[Component data from apps and pages]
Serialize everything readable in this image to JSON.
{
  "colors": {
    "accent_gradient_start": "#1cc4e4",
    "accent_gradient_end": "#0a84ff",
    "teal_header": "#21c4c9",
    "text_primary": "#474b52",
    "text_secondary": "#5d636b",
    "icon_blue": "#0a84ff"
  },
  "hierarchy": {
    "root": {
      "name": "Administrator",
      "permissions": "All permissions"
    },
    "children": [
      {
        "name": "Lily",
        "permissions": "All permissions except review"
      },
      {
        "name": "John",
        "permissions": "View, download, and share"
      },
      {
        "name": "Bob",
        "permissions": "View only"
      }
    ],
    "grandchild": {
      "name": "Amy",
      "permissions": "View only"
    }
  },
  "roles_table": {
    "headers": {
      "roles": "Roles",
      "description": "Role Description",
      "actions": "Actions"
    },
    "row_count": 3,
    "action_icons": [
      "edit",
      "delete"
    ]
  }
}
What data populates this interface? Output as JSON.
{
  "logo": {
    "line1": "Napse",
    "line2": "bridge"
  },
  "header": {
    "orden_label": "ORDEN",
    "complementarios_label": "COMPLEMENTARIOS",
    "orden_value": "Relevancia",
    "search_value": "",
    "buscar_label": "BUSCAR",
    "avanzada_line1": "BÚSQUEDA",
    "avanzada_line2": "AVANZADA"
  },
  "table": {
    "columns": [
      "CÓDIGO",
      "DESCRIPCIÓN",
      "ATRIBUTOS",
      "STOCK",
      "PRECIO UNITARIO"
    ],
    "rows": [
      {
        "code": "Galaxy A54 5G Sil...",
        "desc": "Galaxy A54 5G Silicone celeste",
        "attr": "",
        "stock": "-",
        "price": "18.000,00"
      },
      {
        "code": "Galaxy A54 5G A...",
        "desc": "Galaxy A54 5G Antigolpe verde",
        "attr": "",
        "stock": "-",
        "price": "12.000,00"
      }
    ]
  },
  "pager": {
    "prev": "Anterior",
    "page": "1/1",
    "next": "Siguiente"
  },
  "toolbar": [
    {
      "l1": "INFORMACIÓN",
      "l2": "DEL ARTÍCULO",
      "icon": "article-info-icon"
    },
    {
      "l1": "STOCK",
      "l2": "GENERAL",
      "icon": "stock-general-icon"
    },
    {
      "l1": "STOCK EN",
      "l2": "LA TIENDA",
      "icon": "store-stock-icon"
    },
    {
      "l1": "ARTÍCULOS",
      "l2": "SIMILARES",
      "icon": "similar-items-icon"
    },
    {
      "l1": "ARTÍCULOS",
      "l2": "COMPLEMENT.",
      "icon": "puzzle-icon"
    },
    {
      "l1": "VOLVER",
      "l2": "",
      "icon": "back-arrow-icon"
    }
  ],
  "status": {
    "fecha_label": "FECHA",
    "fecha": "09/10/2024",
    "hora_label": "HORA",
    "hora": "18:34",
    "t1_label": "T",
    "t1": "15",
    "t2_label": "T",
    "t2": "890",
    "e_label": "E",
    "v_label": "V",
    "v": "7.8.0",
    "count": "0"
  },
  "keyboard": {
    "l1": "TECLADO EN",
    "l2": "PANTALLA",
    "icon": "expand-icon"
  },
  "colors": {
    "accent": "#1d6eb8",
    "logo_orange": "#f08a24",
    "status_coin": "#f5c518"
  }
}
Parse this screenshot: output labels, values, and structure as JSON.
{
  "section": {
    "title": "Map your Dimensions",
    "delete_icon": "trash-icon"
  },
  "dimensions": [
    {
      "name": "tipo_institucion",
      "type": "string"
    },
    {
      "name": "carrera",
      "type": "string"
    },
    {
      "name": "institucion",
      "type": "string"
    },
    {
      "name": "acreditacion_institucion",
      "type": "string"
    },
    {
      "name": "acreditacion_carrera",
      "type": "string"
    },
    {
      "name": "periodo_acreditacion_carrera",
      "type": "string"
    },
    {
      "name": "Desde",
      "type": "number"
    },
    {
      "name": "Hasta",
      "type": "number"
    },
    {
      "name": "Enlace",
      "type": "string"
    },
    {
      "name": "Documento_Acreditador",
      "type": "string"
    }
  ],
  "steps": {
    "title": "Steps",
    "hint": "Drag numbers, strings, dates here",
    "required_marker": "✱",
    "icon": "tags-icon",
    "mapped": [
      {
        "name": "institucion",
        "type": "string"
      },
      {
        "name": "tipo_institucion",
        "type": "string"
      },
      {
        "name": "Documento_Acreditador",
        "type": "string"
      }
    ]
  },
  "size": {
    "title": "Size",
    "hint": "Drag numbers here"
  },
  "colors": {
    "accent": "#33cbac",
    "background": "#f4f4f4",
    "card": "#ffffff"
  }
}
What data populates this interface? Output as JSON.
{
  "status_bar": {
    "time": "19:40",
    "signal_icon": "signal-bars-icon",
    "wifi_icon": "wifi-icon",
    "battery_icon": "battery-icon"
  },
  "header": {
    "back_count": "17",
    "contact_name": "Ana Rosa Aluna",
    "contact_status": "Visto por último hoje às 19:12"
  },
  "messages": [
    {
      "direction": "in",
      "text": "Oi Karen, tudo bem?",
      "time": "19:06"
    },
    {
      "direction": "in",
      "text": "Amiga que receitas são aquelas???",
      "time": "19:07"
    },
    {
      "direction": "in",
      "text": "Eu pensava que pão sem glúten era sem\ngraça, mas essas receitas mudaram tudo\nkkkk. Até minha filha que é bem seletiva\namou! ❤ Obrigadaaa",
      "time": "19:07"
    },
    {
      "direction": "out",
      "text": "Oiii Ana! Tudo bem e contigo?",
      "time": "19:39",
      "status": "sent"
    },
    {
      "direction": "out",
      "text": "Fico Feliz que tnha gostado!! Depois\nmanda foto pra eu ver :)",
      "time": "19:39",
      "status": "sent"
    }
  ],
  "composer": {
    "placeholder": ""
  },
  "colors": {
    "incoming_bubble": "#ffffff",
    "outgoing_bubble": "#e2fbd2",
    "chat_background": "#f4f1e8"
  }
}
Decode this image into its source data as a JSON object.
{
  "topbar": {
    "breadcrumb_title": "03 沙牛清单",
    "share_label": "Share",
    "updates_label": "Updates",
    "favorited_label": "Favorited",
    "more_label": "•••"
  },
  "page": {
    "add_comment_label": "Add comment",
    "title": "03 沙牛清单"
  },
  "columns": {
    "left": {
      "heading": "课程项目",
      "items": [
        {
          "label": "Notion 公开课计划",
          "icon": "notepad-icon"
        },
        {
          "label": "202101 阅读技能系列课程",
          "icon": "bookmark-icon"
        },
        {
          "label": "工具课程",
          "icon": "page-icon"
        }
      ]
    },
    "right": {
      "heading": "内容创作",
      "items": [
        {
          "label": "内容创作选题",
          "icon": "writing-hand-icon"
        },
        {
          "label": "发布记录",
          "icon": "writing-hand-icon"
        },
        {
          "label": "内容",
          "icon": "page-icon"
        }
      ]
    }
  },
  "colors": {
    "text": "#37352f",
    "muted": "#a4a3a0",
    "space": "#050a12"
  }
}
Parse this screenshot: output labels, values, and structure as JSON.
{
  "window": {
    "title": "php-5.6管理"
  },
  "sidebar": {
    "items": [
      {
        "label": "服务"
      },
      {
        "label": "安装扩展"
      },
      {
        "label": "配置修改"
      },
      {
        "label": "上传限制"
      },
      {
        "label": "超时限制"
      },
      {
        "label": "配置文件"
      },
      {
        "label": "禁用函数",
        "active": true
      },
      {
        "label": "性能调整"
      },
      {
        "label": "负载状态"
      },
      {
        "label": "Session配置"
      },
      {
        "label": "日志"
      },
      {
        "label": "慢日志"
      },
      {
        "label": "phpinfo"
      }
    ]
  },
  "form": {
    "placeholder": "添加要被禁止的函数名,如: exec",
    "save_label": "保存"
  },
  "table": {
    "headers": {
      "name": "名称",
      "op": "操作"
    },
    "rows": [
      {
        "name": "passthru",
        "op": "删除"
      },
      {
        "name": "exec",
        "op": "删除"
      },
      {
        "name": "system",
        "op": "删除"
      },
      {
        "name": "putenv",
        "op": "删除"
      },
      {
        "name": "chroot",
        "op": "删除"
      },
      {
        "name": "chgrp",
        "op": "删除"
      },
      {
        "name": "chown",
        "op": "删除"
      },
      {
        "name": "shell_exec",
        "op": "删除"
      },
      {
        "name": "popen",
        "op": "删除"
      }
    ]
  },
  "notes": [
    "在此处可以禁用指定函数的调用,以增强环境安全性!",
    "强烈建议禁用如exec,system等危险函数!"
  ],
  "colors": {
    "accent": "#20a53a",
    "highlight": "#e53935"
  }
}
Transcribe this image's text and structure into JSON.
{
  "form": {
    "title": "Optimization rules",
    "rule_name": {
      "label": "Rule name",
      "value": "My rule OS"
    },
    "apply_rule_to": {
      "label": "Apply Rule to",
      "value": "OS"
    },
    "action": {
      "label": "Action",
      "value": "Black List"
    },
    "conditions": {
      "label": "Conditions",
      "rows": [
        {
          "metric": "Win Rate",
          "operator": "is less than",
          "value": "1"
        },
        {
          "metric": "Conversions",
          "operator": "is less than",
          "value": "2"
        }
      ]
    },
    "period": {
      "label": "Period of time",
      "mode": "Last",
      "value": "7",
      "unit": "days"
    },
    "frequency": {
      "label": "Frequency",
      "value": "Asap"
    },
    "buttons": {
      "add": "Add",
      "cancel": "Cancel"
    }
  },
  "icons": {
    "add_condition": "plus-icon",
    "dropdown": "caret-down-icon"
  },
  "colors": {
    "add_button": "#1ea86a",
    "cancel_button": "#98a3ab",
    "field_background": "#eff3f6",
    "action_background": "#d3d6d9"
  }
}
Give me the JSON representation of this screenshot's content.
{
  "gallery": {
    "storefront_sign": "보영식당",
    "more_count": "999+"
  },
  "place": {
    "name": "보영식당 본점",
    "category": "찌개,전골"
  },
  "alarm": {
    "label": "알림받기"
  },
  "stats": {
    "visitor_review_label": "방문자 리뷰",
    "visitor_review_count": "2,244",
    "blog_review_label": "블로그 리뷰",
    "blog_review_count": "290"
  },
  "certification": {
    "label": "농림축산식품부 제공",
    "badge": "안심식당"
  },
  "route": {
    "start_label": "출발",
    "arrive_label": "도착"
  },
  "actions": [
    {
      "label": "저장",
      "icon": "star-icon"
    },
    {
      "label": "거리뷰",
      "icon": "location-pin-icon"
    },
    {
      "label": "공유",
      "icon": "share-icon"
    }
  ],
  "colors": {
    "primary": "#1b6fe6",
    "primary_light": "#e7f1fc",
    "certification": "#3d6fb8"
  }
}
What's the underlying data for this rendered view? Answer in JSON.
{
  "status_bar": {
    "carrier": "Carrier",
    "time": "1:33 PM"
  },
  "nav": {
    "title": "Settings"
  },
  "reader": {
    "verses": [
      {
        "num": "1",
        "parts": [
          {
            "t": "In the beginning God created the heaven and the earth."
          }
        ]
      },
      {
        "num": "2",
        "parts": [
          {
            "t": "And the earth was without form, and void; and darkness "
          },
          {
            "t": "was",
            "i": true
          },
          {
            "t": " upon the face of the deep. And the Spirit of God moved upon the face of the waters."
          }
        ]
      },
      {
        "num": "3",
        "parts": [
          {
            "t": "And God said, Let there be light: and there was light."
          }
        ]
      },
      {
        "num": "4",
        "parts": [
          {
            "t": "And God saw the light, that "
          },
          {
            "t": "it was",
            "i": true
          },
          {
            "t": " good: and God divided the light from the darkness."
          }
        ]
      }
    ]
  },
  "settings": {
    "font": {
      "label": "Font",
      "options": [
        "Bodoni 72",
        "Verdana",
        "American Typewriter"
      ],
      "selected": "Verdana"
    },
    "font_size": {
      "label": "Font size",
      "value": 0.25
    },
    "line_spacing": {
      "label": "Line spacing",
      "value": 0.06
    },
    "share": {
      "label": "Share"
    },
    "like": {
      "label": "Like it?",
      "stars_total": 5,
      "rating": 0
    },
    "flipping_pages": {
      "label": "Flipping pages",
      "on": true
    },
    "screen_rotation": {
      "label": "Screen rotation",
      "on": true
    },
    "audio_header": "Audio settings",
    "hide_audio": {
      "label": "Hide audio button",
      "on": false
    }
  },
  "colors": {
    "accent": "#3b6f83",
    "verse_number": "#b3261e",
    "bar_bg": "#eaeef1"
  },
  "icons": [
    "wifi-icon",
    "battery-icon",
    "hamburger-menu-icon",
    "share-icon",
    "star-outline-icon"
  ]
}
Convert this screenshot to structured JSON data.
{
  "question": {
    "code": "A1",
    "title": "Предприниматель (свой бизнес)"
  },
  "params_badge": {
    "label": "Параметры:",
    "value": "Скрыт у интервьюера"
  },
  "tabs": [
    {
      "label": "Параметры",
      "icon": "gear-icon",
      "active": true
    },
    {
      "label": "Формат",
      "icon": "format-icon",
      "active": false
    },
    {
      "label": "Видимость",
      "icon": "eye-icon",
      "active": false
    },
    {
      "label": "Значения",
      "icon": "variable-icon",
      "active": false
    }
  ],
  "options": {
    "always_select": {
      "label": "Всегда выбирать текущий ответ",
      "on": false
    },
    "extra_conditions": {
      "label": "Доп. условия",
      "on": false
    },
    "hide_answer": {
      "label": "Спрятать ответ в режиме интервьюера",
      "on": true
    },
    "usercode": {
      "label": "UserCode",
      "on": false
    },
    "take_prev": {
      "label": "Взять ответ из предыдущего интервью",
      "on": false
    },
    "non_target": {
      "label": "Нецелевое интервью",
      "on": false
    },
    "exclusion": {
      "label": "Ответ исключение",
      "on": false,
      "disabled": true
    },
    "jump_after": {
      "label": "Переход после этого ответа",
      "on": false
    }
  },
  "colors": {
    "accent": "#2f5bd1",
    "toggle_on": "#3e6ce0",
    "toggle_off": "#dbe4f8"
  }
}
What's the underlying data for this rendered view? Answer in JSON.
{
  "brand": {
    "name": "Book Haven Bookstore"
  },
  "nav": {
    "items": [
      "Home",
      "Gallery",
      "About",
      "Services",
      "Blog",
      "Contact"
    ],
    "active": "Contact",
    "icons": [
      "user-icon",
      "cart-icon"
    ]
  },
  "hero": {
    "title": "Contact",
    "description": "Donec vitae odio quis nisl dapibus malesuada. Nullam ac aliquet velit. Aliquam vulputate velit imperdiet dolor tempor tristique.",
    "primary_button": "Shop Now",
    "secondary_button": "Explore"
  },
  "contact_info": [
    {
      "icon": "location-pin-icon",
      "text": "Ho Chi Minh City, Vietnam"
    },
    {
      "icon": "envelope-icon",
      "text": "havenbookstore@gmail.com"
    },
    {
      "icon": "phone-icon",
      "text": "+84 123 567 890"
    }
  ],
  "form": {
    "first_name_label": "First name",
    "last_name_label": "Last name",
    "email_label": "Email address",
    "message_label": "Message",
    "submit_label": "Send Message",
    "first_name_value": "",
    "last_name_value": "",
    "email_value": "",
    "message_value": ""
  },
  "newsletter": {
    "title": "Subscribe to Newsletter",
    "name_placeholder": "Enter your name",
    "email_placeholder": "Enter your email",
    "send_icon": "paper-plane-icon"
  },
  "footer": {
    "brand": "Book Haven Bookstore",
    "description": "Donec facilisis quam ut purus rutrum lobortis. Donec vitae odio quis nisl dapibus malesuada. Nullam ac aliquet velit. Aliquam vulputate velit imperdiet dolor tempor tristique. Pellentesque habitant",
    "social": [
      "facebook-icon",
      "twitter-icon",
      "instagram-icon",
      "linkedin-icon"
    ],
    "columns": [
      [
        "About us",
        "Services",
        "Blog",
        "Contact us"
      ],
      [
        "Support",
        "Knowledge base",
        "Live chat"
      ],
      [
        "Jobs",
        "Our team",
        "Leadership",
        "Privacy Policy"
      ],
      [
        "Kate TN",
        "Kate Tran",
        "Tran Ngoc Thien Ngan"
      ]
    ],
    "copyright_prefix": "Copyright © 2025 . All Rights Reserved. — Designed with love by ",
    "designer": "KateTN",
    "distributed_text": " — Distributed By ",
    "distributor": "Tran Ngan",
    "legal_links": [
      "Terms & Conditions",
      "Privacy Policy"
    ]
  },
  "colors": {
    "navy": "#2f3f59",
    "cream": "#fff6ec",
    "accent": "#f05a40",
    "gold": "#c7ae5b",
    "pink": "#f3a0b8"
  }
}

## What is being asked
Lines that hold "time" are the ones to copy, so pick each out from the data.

## Answer space
    "time": "19:40",
      "time": "19:06"
      "time": "19:07"
      "time": "19:07"
      "time": "19:39",
      "time": "19:39",
      "label": "Period of time",
    "time": "1:33 PM"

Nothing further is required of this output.